Bowen's original idea was that fractionation occurred during the crystallization process. The process begins with a magma (melt) slowly cooling. Crystallization begins with minerals highest in the reaction series. Because these minerals have the highest specific gravity they settle to the bottom of the magma chamber by gravity settling.
Also, because these first formed minerals are high in Ca, Mg, and Fe, they take these elements to the bottom with them in greater quantities than their average composition in the original melt. The remaining melt is thus depleted in Ca, Mg, and Fe, and has a composition lower in the reaction series.
Thus, the original magma of one composition is divided into two fractions. The first fraction is a cumulate (early formed crystals which " accumulate" at the bottom of the magma chamber) collected at the bottom of the magma chamber composed of high density Ca, Mg, and Fe rich minerals from the top of BRS. The second fraction is the lower density, more Na, K, and Si rich remaining melt with a composition lower down in BRS.
There are practical problems with fractional crystallization. For one, gravity settling is a slow process and requires more time than is normally available. And two, for gravity settling to occur the cooling magma must remain still, a difficult state for a hot, turbulent melt. Nonetheless, field evidence indicates that gravity settling does occur, at least under some conditions, but it is not as significant a mechanism for igneous rock evolution as fractional melting.
With the development of the plate tectonic theory and the discovery of convergent and divergent boundaries, new ideas of the processes of fractionation became possible - specifically, fractional melting. The mechanisms of fractional melting occurs at both Divergent And Convergent Boundaries.
At divergent boundaries convection cells bring hot, plastic, silica-rich ultramafic rock toward the surface. The fractionation and solidification of these magmas form the Ophiolite Suite, the four layers of rock that form the oceanic lithosphere. At depth the plastic, slow moving rock is under great pressure and so has a high melting point. At it moves closer to the surface the pressure diminishes and the hot rock begins to fractionally melt. A Basalt " sweats" off and rises to form the pillow Basalts of the ocean floor. The unmelted residue is olivine (Dunite) and Pyroxene rich (peridotite) ultramafics which remain in the mantle.

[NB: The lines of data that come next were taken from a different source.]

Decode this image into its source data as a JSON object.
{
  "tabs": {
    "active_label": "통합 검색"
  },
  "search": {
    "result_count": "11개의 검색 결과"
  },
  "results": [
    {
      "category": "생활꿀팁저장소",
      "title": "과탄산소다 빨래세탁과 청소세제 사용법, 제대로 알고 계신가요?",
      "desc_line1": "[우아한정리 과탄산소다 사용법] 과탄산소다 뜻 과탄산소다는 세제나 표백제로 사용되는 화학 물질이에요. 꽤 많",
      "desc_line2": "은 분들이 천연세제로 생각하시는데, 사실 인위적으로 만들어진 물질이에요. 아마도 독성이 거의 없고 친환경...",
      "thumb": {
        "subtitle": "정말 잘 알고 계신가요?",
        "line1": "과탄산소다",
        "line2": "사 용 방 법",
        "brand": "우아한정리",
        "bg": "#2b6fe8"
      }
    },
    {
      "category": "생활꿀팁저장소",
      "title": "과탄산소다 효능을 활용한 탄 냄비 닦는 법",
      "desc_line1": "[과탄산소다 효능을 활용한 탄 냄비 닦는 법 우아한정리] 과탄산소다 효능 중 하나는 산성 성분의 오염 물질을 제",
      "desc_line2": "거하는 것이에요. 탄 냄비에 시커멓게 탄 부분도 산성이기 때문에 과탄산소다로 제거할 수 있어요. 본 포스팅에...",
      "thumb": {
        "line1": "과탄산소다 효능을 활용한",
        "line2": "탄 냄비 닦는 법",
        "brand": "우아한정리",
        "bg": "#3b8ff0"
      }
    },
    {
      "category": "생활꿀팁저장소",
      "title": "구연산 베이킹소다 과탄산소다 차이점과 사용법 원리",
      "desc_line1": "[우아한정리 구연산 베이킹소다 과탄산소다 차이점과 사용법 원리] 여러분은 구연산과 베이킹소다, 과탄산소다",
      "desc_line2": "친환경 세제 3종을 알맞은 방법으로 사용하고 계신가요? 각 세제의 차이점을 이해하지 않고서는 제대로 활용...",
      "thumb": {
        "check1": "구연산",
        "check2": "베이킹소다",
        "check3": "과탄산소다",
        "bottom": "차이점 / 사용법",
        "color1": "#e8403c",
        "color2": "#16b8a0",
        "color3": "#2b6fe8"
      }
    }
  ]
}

Factional melting at convergent boundaries occurs above the subducting oceanic plate. Cold Basalt of the ocean floor descends into the mantle and gradually heats because of the geothermal gradient and friction of subduction. The descending slab also carries a lot of sea water with it and at about 120 km depth the water and heat lead to fractional melting. The hot melt rises toward the surface, crystallizes to form intermediate (Diorite, Granodiorite, etc.) plutons. The unmelted mafic/ultramafic residue is left behind.
Sorting through the mechanisms by which igneous rock fractionation and evolution takes place is a lot of heavy duty chemistry and mathematics (thermodynamics). But we can understand it descriptively as done here, or at a slightly deeper level through the study of Phase Diagrams, or a a more abstract level through the theory of dissipative structures, and the evolution of complex systems.
Contributed by Lynn Fichter